BEGIN AVAILABLE DATA

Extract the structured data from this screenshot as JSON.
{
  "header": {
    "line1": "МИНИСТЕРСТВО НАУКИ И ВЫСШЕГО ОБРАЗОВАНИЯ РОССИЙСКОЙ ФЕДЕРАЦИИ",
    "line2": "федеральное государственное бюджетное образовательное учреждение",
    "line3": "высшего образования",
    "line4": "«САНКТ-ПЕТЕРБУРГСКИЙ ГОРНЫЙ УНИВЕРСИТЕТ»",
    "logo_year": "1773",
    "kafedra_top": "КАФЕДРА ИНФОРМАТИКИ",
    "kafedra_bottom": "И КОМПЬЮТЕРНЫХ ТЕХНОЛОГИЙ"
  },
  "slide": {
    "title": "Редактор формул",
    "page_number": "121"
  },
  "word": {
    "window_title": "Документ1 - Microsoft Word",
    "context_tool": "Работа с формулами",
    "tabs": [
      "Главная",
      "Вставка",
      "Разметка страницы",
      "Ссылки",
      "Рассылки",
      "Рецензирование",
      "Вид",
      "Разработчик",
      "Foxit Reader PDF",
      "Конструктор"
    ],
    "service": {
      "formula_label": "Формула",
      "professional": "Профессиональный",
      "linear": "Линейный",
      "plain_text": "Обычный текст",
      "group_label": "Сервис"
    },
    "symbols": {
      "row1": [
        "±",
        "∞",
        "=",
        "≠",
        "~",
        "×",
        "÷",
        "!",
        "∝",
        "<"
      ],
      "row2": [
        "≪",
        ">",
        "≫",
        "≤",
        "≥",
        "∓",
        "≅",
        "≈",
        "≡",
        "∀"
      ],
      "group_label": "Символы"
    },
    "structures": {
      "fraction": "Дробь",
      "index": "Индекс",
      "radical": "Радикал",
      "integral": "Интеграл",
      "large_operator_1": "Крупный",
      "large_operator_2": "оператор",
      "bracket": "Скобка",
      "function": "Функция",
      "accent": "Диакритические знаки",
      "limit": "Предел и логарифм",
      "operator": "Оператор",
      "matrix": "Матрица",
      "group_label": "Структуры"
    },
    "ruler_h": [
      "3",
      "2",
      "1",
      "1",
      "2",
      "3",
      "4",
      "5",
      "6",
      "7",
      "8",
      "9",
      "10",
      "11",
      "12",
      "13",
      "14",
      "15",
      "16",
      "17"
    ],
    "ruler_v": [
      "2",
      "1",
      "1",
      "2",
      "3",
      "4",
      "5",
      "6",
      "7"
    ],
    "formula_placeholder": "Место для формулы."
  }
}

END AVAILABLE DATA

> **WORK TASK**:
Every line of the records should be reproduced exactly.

> **EXPECTED OUTPUT**:
Extract the structured data from this screenshot as JSON.
{
  "header": {
    "line1": "МИНИСТЕРСТВО НАУКИ И ВЫСШЕГО ОБРАЗОВАНИЯ РОССИЙСКОЙ ФЕДЕРАЦИИ",
    "line2": "федеральное государственное бюджетное образовательное учреждение",
    "line3": "высшего образования",
    "line4": "«САНКТ-ПЕТЕРБУРГСКИЙ ГОРНЫЙ УНИВЕРСИТЕТ»",
    "logo_year": "1773",
    "kafedra_top": "КАФЕДРА ИНФОРМАТИКИ",
    "kafedra_bottom": "И КОМПЬЮТЕРНЫХ ТЕХНОЛОГИЙ"
  },
  "slide": {
    "title": "Редактор формул",
    "page_number": "121"
  },
  "word": {
    "window_title": "Документ1 - Microsoft Word",
    "context_tool": "Работа с формулами",
    "tabs": [
      "Главная",
      "Вставка",
      "Разметка страницы",
      "Ссылки",
      "Рассылки",
      "Рецензирование",
      "Вид",
      "Разработчик",
      "Foxit Reader PDF",
      "Конструктор"
    ],
    "service": {
      "formula_label": "Формула",
      "professional": "Профессиональный",
      "linear": "Линейный",
      "plain_text": "Обычный текст",
      "group_label": "Сервис"
    },
    "symbols": {
      "row1": [
        "±",
        "∞",
        "=",
        "≠",
        "~",
        "×",
        "÷",
        "!",
        "∝",
        "<"
      ],
      "row2": [
        "≪",
        ">",
        "≫",
        "≤",
        "≥",
        "∓",
        "≅",
        "≈",
        "≡",
        "∀"
      ],
      "group_label": "Символы"
    },
    "structures": {
      "fraction": "Дробь",
      "index": "Индекс",
      "radical": "Радикал",
      "integral": "Интеграл",
      "large_operator_1": "Крупный",
      "large_operator_2": "оператор",
      "bracket": "Скобка",
      "function": "Функция",
      "accent": "Диакритические знаки",
      "limit": "Предел и логарифм",
      "operator": "Оператор",
      "matrix": "Матрица",
      "group_label": "Структуры"
    },
    "ruler_h": [
      "3",
      "2",
      "1",
      "1",
      "2",
      "3",
      "4",
      "5",
      "6",
      "7",
      "8",
      "9",
      "10",
      "11",
      "12",
      "13",
      "14",
      "15",
      "16",
      "17"
    ],
    "ruler_v": [
      "2",
      "1",
      "1",
      "2",
      "3",
      "4",
      "5",
      "6",
      "7"
    ],
    "formula_placeholder": "Место для формулы."
  }
}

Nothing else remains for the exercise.